Schick’s minor hockey coaching included youngsters from Duff, Lemberg, Neudorf and Fenwood. After moving to his present home in the Good Spirit region, Schick coached the Canora Cobras senior hockey team for two seasons. Schick coached the Canora Cobras peewee team for the 2015-16 season. When asked why a 70-year-old would want to coach minor hockey, Schick said “I felt like I had a gift that was given to me by the coaches from my past which I would like to pass on.”
Schick became involved in organizing the annual Canora Senior Bonspiel.
He once again became a 4H leader, in addition to serving on the United Church board for eight years.
Schick said one of his most satisfying volunteer projects was the 200 to 300 hours he put in spearheading the community-wide effort to help Ben and Amanda Burym, a Canora couple, complete an addition to their home after their contractor disappeared with their money in 2012.
Some of the details appeared in the December 12, 2012 issue of the Canora Courier.
“The couple paid a contractor $45,500 to build a 600-square-foot addition. With very little of the actual work done, the contractor left the province. Many lists of materials that the Buryms thought had been paid for by the contractor, were not and they were forced to pay again. In total, they were left with a partially finished addition and a mortgage for $65,000 and they didn’t have any access to any more money to complete the project.

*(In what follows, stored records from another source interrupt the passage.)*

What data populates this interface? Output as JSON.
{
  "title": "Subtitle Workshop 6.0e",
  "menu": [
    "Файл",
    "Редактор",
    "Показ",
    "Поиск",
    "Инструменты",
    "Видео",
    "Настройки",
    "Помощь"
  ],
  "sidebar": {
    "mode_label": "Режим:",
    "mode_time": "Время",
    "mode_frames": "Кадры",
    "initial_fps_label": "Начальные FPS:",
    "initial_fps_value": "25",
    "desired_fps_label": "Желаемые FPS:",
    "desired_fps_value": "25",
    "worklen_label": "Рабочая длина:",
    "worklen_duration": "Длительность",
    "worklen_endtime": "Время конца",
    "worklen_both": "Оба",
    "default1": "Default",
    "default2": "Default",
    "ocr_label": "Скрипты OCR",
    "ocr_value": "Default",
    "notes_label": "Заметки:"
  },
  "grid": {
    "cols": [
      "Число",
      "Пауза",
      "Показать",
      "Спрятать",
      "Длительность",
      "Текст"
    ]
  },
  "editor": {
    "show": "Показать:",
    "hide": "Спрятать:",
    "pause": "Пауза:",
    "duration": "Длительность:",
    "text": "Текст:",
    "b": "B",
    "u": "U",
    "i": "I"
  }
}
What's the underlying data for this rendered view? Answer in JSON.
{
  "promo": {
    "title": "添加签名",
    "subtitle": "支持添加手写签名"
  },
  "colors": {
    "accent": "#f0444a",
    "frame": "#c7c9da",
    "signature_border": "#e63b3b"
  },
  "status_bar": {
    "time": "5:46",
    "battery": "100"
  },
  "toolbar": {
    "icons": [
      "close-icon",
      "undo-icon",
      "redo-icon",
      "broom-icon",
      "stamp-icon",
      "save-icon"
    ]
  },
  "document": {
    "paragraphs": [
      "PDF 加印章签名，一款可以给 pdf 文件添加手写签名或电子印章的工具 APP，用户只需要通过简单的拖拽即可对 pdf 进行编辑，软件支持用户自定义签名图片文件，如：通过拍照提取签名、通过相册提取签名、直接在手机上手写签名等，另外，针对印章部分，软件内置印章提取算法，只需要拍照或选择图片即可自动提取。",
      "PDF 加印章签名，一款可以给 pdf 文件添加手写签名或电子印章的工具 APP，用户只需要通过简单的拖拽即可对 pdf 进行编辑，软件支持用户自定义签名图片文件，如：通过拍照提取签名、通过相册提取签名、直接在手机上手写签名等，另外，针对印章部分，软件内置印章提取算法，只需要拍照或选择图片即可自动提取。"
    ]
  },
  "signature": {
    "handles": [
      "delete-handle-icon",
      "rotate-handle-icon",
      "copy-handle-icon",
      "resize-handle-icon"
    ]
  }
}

“What happened to this young family touched a lot of people and many wanted to help, said Schick at the time. Even before the first article on the situation was published, a number of tradespeople had already volunteered their services to put on the roof and enclose the addition.”
Looking back on the Burym project, Schick had a simple explanation for the satisfaction he gets from being a volunteer.
“The satisfaction comes from seeing the need of that young couple and being able to fill that need.”
The Yorkton-Melville Volunteer Recognition Awards were created by MP Cathay Wagantall as part of the Canada 150 celebrations, with certificates and medallions presented at the first ceremony in October 2017.
“To date, I have been honoured to recognize more than 40 very special people in Yorkton-Melville with the Volunteer Recognition Awards,” said Wagantall. “The recipients of the commemorative medals and certificates were nominated by their communities, peers, friends and families, for their time and talents dedicated to fundraising projects, service organizations and special causes.
“While 2020 didn’t allow me to hold a public ceremony, this year’s recipients deserve no less recognition. Knowing how vital our volunteers are, I’m so pleased to again be able to honour those who have been so committed to bettering our communities.”